### DATA PROVIDED
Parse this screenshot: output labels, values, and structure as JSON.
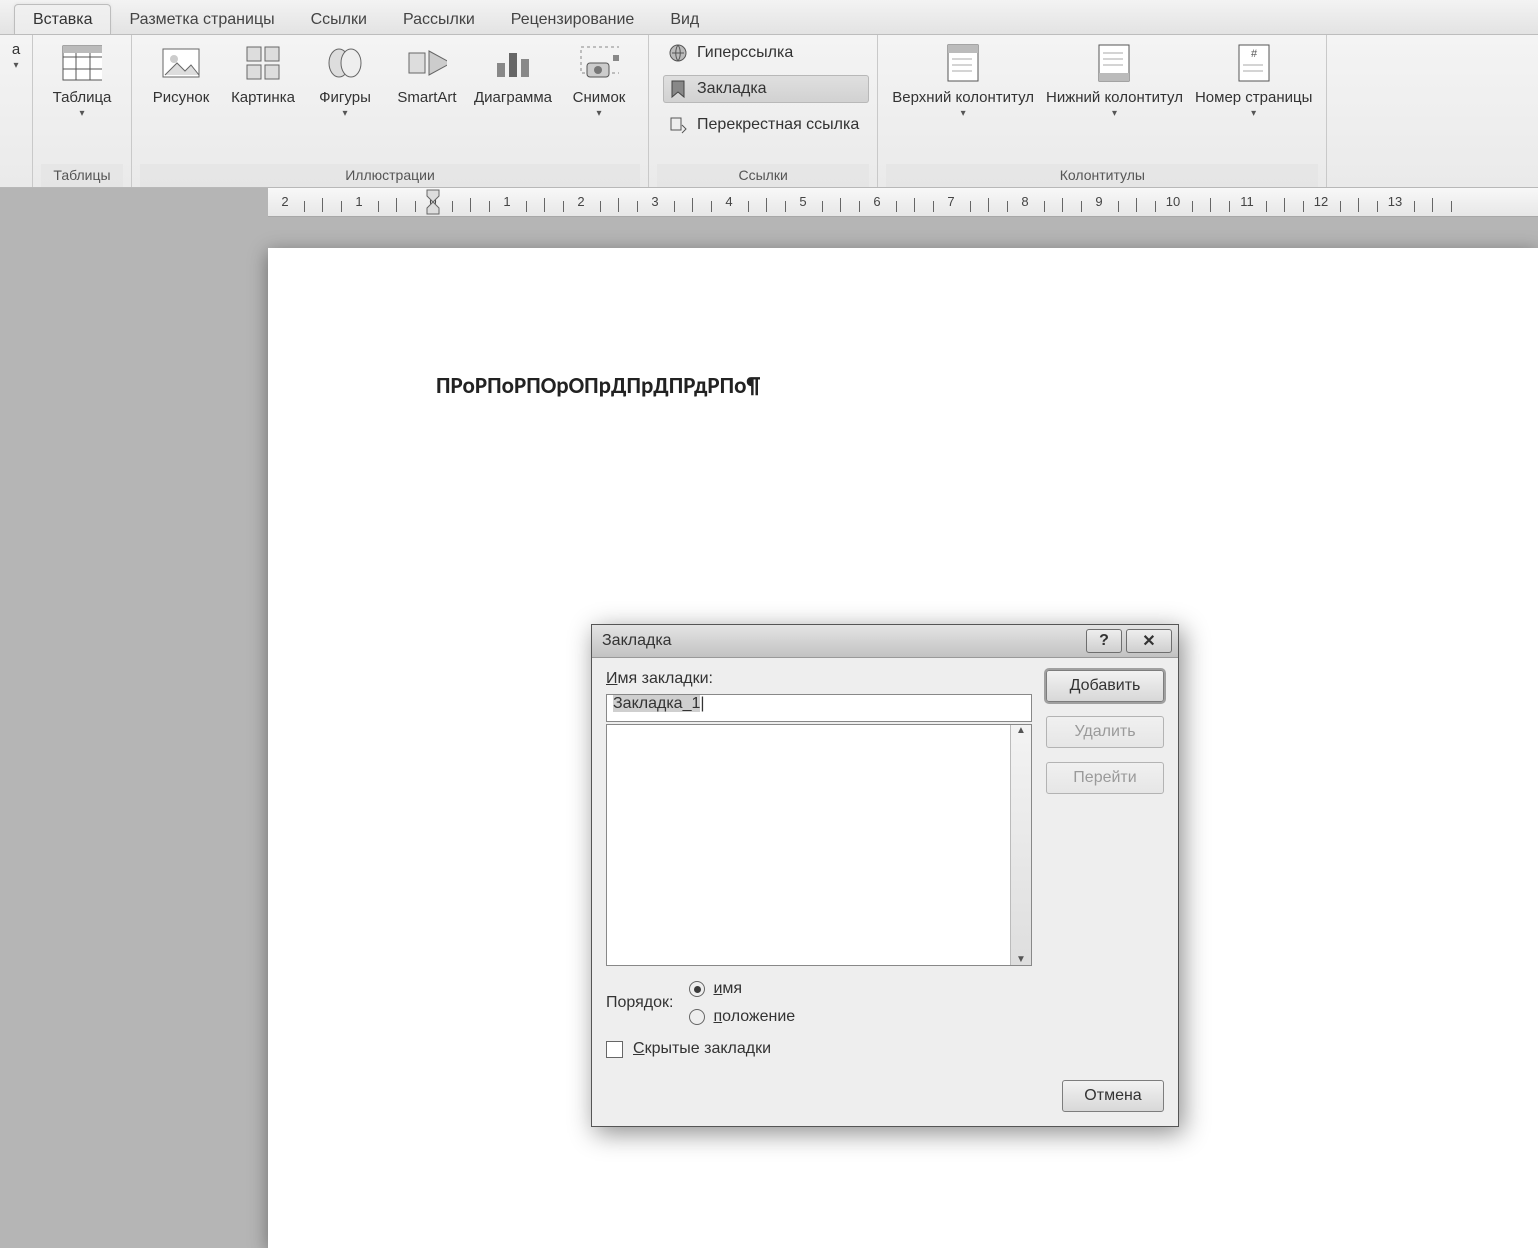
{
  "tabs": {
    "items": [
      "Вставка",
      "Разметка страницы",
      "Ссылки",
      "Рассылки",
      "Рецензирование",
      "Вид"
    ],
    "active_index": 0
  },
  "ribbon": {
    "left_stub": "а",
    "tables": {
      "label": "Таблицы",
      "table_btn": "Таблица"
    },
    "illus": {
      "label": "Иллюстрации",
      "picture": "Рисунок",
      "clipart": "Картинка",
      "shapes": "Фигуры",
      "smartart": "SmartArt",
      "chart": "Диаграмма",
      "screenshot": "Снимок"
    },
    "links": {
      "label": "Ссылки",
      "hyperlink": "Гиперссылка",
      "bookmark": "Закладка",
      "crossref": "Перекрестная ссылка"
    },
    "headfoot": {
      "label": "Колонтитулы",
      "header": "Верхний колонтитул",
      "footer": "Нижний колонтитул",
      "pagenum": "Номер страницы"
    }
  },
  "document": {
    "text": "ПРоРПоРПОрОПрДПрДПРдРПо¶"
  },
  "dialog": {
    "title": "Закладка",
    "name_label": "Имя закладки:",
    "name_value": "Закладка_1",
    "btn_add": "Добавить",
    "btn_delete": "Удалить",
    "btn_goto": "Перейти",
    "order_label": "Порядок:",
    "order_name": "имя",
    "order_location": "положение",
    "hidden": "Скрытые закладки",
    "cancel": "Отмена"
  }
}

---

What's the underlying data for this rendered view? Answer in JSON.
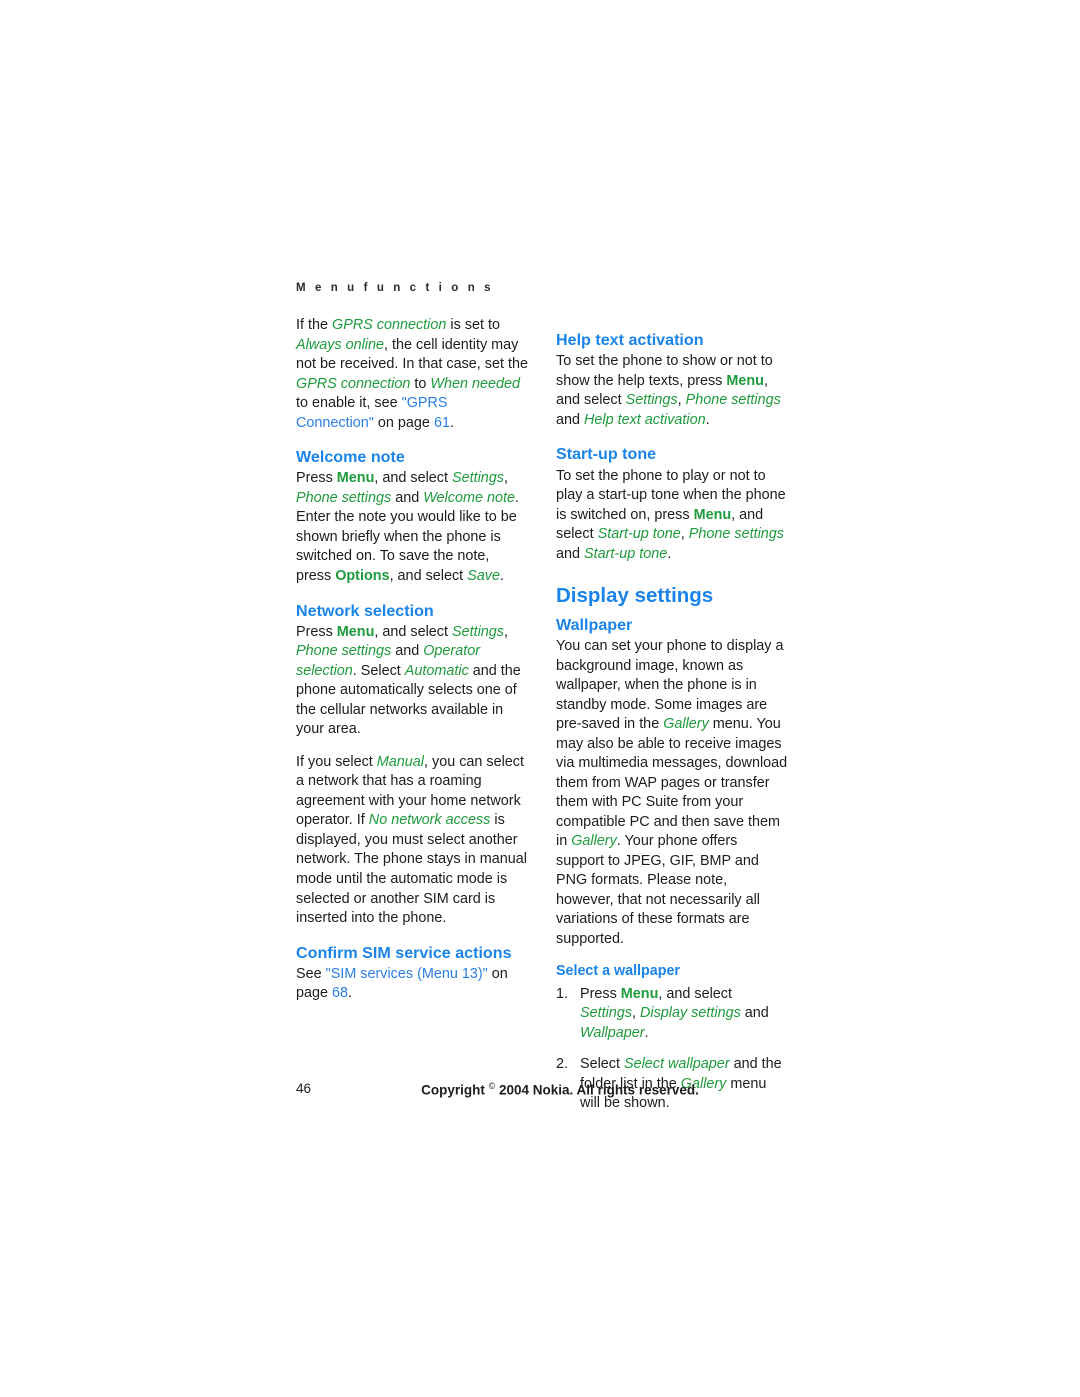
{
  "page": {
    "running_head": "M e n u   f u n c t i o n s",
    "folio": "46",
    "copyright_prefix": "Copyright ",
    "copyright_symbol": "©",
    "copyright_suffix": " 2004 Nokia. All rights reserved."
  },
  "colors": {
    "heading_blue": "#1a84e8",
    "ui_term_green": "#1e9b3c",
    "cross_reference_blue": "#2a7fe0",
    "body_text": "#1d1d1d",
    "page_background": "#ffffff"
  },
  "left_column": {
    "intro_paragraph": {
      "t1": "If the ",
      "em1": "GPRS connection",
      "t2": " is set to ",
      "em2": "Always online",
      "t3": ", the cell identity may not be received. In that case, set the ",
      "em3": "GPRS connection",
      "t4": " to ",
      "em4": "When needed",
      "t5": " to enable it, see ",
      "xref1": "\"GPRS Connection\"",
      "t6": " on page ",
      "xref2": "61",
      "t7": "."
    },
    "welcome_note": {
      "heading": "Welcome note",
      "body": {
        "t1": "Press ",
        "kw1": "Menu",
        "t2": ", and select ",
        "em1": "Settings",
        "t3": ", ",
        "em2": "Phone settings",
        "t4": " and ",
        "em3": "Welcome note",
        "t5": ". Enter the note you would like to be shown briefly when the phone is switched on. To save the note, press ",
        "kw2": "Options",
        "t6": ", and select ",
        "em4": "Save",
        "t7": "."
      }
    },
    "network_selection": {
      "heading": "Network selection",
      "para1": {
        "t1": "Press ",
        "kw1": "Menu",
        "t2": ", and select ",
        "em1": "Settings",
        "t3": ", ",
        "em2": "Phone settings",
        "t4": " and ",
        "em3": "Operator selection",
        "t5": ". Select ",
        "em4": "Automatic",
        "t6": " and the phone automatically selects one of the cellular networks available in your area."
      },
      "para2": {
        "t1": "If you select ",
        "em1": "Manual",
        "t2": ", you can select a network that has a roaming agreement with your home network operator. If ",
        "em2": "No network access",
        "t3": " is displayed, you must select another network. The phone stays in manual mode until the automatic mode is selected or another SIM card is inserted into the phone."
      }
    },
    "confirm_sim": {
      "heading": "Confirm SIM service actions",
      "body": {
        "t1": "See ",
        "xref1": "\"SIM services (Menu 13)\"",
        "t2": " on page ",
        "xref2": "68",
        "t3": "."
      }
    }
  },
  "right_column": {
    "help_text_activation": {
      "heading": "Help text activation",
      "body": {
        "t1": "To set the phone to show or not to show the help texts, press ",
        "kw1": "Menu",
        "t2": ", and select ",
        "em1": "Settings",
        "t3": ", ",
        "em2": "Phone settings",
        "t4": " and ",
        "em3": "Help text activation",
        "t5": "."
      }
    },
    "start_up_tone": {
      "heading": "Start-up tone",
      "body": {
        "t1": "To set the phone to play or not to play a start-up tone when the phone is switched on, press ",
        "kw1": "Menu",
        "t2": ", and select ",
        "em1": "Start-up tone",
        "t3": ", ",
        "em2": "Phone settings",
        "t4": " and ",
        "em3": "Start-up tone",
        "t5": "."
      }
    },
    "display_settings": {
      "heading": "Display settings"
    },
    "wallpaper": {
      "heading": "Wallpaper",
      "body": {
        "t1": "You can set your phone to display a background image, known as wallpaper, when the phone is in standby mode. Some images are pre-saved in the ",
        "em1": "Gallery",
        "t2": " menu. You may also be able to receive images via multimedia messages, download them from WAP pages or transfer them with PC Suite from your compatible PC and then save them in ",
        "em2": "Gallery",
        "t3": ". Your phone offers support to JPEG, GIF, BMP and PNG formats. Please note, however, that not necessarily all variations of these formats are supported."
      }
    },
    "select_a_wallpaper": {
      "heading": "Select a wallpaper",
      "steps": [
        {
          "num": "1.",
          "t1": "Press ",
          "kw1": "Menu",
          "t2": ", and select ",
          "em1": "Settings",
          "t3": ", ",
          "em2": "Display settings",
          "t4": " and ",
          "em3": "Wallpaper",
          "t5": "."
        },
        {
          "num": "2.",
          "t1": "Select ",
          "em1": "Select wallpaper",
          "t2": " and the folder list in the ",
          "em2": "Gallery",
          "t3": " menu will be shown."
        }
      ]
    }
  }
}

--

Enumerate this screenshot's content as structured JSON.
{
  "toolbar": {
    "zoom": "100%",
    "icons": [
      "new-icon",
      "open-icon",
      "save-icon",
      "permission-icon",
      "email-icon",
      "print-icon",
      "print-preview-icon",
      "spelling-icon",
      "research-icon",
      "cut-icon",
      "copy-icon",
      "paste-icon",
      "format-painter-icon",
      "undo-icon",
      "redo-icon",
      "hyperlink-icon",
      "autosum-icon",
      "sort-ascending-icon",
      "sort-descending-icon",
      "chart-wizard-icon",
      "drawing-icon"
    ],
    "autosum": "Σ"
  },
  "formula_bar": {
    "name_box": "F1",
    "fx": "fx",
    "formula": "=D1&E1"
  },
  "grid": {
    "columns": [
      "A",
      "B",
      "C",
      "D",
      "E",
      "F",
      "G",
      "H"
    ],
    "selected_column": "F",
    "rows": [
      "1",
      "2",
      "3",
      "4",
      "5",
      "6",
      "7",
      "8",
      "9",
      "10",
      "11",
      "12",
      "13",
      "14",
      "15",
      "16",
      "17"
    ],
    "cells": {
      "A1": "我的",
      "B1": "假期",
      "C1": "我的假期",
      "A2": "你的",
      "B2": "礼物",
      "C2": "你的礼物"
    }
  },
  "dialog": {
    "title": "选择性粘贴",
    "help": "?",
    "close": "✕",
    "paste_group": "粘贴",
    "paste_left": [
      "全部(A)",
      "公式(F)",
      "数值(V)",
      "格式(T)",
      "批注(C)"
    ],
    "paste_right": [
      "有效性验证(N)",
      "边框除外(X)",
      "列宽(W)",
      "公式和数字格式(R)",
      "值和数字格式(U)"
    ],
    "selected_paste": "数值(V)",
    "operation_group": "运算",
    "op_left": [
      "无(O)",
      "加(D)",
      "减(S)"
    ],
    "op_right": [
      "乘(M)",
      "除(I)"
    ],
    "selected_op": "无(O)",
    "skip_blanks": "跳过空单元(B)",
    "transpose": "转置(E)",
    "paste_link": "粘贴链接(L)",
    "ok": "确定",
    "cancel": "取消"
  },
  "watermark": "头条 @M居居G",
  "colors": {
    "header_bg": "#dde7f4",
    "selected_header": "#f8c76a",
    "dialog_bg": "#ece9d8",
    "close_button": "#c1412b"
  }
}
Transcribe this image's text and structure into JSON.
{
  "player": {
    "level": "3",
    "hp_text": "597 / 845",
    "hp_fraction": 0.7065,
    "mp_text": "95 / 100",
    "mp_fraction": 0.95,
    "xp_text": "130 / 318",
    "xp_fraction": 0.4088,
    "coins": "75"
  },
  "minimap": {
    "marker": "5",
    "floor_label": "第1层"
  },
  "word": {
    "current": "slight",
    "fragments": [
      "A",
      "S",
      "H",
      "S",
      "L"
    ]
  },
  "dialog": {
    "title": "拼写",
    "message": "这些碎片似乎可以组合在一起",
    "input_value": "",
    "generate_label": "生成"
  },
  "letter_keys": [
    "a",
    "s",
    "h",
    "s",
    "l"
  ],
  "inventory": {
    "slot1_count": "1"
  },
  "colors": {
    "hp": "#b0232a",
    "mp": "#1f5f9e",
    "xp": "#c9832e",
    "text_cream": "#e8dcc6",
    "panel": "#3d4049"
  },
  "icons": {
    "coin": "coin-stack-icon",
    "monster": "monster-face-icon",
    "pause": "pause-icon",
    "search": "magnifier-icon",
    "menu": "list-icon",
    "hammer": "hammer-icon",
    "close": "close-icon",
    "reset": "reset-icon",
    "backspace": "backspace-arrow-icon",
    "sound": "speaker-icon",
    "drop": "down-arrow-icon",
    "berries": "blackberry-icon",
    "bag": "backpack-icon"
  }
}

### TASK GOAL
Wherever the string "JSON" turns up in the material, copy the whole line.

### SOLUTION
Parse this screenshot: output labels, values, and structure as JSON.
What's the underlying data for this rendered view? Answer in JSON.
Enumerate this screenshot's content as structured JSON.
Transcribe this image's text and structure into JSON.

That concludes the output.